● **Task brief**: The word "close" occurs in some lines of the data. Return each such line.

━━━━━━

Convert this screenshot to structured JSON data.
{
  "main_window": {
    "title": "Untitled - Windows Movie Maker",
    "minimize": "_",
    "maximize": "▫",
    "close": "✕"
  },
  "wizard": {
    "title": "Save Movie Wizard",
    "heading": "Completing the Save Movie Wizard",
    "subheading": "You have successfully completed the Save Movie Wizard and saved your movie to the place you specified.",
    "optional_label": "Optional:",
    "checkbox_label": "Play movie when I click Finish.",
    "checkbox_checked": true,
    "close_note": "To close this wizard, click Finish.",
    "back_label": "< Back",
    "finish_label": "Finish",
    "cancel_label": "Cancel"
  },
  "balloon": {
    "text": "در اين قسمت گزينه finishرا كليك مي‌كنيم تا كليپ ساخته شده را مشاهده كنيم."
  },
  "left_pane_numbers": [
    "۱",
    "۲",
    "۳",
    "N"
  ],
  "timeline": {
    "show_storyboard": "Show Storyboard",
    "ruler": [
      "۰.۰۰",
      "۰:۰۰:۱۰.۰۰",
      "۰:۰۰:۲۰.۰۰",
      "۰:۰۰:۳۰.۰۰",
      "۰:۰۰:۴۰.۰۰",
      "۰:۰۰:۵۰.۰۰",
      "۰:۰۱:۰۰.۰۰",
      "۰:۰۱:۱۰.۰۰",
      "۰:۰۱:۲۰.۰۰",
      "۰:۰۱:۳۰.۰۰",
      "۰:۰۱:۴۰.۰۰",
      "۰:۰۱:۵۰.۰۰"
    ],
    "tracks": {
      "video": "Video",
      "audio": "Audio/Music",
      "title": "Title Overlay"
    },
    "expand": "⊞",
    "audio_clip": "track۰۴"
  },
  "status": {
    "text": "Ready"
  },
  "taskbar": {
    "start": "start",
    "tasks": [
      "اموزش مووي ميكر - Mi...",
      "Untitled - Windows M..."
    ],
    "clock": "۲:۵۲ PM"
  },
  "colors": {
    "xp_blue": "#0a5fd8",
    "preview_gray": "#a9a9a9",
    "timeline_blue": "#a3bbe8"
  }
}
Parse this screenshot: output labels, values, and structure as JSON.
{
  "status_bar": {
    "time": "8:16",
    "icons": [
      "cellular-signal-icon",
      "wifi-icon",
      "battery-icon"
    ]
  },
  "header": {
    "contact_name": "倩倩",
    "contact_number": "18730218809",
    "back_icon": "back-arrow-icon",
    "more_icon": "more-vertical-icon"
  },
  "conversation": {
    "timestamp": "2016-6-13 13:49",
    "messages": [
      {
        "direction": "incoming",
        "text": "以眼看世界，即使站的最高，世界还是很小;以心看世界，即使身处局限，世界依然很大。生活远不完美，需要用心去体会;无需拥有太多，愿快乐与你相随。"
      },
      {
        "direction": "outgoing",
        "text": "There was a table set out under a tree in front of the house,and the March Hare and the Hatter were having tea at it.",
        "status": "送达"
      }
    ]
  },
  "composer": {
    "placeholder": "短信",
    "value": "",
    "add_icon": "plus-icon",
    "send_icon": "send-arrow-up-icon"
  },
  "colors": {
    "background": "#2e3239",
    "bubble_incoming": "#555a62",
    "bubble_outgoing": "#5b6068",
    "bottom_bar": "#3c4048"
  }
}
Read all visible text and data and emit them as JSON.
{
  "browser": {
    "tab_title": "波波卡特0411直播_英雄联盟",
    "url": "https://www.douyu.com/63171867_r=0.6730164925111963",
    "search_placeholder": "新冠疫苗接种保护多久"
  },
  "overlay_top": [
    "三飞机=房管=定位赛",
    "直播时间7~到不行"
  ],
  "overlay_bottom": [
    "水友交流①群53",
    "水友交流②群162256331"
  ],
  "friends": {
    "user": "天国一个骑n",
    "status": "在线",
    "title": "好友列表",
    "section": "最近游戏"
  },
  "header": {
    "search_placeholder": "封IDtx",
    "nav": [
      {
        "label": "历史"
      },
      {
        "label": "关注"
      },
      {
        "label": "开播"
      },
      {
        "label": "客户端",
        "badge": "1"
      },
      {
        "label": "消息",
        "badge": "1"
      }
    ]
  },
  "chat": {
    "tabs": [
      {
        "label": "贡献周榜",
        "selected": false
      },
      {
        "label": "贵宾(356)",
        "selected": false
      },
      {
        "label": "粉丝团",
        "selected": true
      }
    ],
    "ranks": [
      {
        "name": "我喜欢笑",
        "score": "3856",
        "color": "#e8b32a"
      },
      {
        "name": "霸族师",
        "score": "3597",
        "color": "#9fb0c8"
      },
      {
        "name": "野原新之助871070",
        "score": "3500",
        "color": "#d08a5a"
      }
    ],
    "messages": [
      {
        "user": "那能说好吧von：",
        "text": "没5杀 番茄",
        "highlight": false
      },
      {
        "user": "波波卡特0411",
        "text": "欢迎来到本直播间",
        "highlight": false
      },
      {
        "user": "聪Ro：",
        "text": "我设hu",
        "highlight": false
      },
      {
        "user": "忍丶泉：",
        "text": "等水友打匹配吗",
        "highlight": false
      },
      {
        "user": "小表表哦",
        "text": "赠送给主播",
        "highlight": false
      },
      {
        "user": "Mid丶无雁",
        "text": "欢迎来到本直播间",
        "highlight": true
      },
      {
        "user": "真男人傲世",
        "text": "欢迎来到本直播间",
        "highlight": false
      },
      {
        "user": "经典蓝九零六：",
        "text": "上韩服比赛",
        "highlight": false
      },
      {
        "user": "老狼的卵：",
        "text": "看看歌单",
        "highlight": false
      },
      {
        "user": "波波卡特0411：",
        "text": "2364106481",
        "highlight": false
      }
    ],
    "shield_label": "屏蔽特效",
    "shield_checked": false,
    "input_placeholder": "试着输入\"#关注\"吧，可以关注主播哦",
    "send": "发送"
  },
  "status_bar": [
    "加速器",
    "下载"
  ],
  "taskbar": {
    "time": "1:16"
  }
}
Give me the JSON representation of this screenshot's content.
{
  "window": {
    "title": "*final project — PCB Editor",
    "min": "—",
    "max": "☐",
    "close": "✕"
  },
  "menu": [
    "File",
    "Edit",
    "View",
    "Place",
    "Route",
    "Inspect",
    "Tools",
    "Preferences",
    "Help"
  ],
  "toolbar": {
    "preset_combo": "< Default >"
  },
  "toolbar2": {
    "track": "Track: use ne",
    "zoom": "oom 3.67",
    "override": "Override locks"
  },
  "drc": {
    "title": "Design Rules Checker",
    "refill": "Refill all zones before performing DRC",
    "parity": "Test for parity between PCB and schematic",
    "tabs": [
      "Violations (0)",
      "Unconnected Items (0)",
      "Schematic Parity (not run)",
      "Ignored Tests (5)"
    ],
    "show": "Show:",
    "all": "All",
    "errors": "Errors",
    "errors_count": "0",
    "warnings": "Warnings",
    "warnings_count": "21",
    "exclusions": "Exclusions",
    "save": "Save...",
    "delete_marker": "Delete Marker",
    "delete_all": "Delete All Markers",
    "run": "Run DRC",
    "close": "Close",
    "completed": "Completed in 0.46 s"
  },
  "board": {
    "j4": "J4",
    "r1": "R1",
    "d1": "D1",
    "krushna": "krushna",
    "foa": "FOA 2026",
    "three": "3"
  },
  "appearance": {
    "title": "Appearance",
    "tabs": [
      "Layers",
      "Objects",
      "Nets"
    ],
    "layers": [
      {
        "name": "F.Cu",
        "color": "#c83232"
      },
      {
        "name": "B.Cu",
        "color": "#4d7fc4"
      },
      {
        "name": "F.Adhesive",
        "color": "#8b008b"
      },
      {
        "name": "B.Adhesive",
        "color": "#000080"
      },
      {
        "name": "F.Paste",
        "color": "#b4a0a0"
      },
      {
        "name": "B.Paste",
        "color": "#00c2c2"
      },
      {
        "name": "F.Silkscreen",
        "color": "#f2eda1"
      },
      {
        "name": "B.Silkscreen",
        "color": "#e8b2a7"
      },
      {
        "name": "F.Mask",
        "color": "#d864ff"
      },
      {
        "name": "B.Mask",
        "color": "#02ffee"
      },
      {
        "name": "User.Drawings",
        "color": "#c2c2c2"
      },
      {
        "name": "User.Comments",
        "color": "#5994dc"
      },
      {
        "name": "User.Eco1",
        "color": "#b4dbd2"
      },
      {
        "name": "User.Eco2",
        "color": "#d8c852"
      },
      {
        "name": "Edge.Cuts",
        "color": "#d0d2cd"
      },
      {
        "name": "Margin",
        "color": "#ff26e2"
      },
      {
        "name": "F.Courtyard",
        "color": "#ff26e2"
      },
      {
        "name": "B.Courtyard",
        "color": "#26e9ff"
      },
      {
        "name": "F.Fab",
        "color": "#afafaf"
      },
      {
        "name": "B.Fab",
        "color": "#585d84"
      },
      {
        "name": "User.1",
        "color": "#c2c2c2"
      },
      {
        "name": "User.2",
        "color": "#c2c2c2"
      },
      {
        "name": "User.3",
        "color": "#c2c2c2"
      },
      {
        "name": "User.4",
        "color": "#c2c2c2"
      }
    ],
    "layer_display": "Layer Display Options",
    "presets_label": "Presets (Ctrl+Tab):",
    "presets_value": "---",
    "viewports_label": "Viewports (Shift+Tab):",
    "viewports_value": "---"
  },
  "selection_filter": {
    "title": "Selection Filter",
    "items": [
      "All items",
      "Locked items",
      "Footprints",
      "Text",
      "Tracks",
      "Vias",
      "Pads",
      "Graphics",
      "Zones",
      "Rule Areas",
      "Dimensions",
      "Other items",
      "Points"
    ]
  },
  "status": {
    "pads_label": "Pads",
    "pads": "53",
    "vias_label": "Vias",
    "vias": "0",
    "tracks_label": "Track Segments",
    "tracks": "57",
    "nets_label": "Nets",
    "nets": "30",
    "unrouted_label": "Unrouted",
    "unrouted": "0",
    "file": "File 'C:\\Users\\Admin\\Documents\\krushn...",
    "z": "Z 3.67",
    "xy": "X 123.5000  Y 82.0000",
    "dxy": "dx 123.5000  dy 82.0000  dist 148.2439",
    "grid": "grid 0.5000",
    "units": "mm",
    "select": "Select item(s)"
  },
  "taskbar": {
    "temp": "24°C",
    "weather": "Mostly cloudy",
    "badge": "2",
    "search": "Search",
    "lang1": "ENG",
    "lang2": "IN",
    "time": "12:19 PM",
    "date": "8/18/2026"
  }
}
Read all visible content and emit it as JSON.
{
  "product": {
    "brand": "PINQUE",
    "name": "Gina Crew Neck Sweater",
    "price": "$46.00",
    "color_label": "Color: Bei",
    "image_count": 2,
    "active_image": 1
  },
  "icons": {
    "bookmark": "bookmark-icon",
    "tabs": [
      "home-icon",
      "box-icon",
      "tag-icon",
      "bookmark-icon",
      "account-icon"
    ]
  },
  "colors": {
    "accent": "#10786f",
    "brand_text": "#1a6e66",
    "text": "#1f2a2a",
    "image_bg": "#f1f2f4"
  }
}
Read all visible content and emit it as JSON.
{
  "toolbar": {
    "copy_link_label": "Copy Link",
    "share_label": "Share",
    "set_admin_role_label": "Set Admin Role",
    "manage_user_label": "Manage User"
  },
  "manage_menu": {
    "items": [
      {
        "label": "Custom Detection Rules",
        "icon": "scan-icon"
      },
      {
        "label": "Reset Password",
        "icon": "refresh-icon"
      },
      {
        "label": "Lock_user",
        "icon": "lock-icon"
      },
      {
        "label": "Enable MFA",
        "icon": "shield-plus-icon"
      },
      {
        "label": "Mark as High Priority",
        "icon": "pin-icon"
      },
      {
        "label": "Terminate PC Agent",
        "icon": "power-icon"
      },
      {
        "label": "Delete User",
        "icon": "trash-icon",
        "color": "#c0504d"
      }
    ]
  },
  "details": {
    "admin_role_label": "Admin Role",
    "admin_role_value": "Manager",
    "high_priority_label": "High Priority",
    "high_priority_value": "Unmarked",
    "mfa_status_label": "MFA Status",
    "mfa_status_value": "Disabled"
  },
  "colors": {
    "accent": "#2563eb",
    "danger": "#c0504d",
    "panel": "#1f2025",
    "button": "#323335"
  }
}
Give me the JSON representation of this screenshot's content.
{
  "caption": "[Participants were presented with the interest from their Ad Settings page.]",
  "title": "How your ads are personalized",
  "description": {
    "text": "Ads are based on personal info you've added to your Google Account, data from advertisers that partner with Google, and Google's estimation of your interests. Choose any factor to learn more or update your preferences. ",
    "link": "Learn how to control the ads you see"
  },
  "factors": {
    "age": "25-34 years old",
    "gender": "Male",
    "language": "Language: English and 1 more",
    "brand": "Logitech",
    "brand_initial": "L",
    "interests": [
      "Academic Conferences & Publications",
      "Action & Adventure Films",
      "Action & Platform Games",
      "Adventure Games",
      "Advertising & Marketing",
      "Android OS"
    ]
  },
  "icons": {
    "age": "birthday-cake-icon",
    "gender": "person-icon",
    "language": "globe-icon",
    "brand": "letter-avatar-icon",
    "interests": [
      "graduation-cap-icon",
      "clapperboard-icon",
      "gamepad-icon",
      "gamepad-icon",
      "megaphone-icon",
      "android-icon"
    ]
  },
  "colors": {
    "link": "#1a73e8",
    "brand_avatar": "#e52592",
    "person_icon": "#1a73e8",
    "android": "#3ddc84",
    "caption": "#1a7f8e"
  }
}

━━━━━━

● **Exercise answer**:
    "close": "✕"
    "close_note": "To close this wizard, click Finish.",
    "close": "✕"
    "close": "Close",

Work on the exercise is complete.